In many parts of England and Wales, legal aid provision depends heavily on one individual or a small number of people. Examples include Plymouth and Stoke-on-Trent where there is only one qualified legal aid caseworker in an asylum dispersal city, and the entire surrounding county.

Jo Wilding said: "The recruitment crisis in the immigration advice sector is the single biggest obstacle to increasing capacity in England, Wales and NI. Strategic action is needed to re-grow the sector, both through the structuring of grants to organisations and a wider infrastructural focus on training and supervision. This needs to replace the loss of major provider organisations which used to train large numbers of caseworkers, and to remove the cost of training from individual organisations."

The report is hugely comprehensive and impossible to sum up in a short article here. It is essential reading for any legal practitioner working in the field of asylum.

Tim Naor Hilton, Chief Executive of Refugee Action, said: "It's hugely concerning that accessing justice is so difficult at a time when the Government is tearing up its legal obligations to refugees. People who do not get advice are put at a huge disadvantage when their claim for asylum is being assessed. Too many errors are already made on asylum decisions.

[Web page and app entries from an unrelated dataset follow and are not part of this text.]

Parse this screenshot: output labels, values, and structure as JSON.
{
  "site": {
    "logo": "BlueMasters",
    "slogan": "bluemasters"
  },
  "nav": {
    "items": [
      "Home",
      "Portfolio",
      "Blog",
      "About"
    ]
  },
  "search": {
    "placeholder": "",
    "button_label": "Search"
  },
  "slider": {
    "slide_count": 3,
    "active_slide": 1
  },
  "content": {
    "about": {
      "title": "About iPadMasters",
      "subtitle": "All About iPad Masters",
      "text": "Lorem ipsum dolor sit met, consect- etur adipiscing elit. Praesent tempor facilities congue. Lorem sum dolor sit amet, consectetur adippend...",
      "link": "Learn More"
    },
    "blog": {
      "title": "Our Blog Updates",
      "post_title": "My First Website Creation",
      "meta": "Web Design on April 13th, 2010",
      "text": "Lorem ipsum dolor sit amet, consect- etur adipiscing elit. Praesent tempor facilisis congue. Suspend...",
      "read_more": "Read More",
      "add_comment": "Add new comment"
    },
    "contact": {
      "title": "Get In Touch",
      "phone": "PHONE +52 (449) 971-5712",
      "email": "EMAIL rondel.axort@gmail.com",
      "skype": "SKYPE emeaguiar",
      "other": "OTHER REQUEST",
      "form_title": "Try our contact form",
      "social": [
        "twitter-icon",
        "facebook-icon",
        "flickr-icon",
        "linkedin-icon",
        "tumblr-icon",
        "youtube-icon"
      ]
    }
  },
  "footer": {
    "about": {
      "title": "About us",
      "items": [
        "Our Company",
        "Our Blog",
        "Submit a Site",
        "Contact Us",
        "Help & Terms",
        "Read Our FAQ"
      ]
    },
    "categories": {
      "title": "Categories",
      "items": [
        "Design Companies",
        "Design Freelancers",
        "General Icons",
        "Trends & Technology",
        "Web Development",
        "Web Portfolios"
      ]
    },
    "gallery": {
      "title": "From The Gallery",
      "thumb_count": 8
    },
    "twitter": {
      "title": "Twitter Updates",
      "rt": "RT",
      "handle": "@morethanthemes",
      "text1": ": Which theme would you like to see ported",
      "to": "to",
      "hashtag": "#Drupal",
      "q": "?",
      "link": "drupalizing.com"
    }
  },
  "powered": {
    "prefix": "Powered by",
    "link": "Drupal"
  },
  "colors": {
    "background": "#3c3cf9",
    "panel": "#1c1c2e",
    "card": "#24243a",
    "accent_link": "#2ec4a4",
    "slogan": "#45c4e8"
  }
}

With refugees being sent to remote accommodation centres, 5000 miles away to Rwanda, or home to face violence and persecution, it's vital they can get legal advice."